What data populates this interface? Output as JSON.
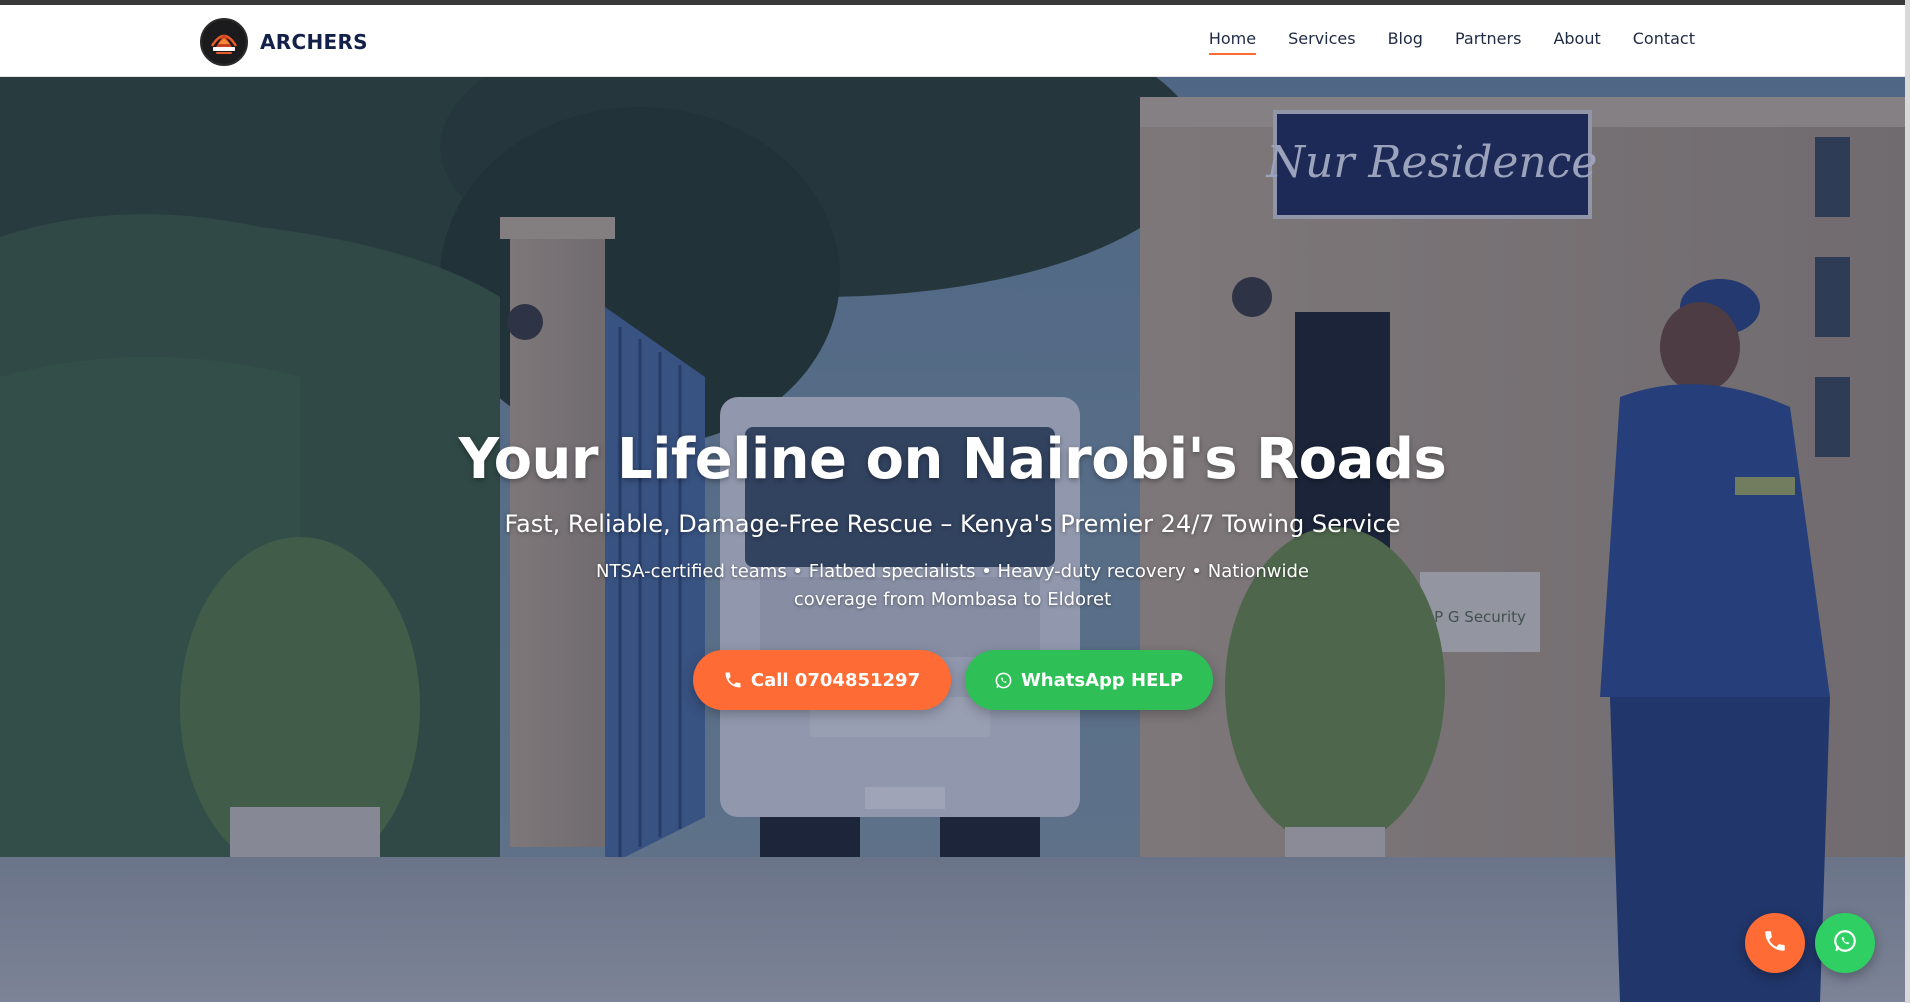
{
  "header": {
    "brand_name": "ARCHERS",
    "logo_icon": "archers-logo-icon",
    "nav": [
      {
        "label": "Home",
        "active": true
      },
      {
        "label": "Services",
        "active": false
      },
      {
        "label": "Blog",
        "active": false
      },
      {
        "label": "Partners",
        "active": false
      },
      {
        "label": "About",
        "active": false
      },
      {
        "label": "Contact",
        "active": false
      }
    ]
  },
  "hero": {
    "title": "Your Lifeline on Nairobi's Roads",
    "subtitle": "Fast, Reliable, Damage-Free Rescue – Kenya's Premier 24/7 Towing Service",
    "description": "NTSA-certified teams • Flatbed specialists • Heavy-duty recovery • Nationwide coverage from Mombasa to Eldoret",
    "call_button": "Call 0704851297",
    "whatsapp_button": "WhatsApp HELP",
    "background_sign": "Nur Residence",
    "background_sign_2": "P G Security"
  },
  "floating": {
    "call_icon": "phone-icon",
    "whatsapp_icon": "whatsapp-icon"
  },
  "colors": {
    "accent_orange": "#ff6b35",
    "whatsapp_green": "#2fbf57",
    "brand_navy": "#12204a",
    "overlay": "#1c285a"
  }
}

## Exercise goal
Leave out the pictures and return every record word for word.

## Response to this exercise
What data populates this interface? Output as JSON.
{
  "header": {
    "brand_name": "ARCHERS",
    "logo_icon": "archers-logo-icon",
    "nav": [
      {
        "label": "Home",
        "active": true
      },
      {
        "label": "Services",
        "active": false
      },
      {
        "label": "Blog",
        "active": false
      },
      {
        "label": "Partners",
        "active": false
      },
      {
        "label": "About",
        "active": false
      },
      {
        "label": "Contact",
        "active": false
      }
    ]
  },
  "hero": {
    "title": "Your Lifeline on Nairobi's Roads",
    "subtitle": "Fast, Reliable, Damage-Free Rescue – Kenya's Premier 24/7 Towing Service",
    "description": "NTSA-certified teams • Flatbed specialists • Heavy-duty recovery • Nationwide coverage from Mombasa to Eldoret",
    "call_button": "Call 0704851297",
    "whatsapp_button": "WhatsApp HELP",
    "background_sign": "Nur Residence",
    "background_sign_2": "P G Security"
  },
  "floating": {
    "call_icon": "phone-icon",
    "whatsapp_icon": "whatsapp-icon"
  },
  "colors": {
    "accent_orange": "#ff6b35",
    "whatsapp_green": "#2fbf57",
    "brand_navy": "#12204a",
    "overlay": "#1c285a"
  }
}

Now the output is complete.